To this end, researchers at the Netherlands Cancer Institute developed a proteogenomic pipeline, Splicify, which is able to detect differentially expressed protein isoforms. Splicify is based on integrating RNA massive parallel sequencing data and tandem mass spectrometry proteomics data to identify protein isoforms resulting from differential splicing between two conditions. Proof of concept was obtained by applying Splicify to RNA sequencing and mass spectrometry data obtained from colorectal cancer cell line SW480, before and after siRNA-mediated down-modulation of the splicing factors SF3B1 and SRSF1. These analyses revealed 2172 and 149 differentially expressed isoforms, respectively, with peptide confirmation upon knock-down of SF3B1 and SRSF1 compared to their controls. Splice variants identified included RAC1, OSBPL3, MKI67 and SYK. One additional sample was analyzed by PacBio Iso-Seq full-length transcript sequencing after SF3B1 down-modulation. This analysis verified the alternative splicing identified by Splicify and in addition identified novel splicing events that were not represented in the human reference genome annotation. Therefore, Splicify offers a validated proteogenomic data analysis pipeline for identification of disease specific protein biomarkers resulting from mRNA alternative splicing.
Splicify, the proteogenomic pipeline for identification of differential splice variants
A The schematic overview of the Splicify data analysis. Within Splicify RNA-seq data analysis is performed by combining exemplar open-source RNA-seq analysis software, including quality and adapter trimming with Trimmomatic (36), readsmapping with STAR (38), differential splicing analysis with rMATS (37), where differential splice variants on RNA level are identified. These splice variants undergo 3-frame translation into potential protein isoform sequence database (FASTA). This database together with the human protein database from Uniprot (39) can be further used with MaxQuant (40), a search engine to identify MS/MS spectra originating from the same samples as RNA-seq reads. Downstream analysis of MaxQuant output is performed with the use of the results from RNA-seq analysis. Isoform-specific peptides are extracted and quantified and based on these peptides differential protein isoforms are identified. Splicify produces a final table with both RNA and protein isoform information. B Example of peptides supporting translation of splicing events for skipped exon and retained intron. Split peptides map to both sides of an exon-exon junction, spanning peptides span exon-intron junctions (specific for inclusion variants for retained intron, alternative 3’ and 5’ splice sites) and peptides on target map to a spliced fragment.

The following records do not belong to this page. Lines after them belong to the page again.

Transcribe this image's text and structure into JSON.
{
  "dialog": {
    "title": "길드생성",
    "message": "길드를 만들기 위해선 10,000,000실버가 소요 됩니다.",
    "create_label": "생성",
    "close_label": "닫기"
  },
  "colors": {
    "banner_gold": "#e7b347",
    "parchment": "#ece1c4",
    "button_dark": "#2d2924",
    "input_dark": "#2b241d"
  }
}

Splicify is suitable to address basic research questions using pre-clinical model systems as well as translational research questions using patient-derived samples, e.g. allowing to identify clinically relevant biomarkers.
Availability – Splicify is publicly available on GitHub: https://github.com/NKI-TGO/SPLICIFY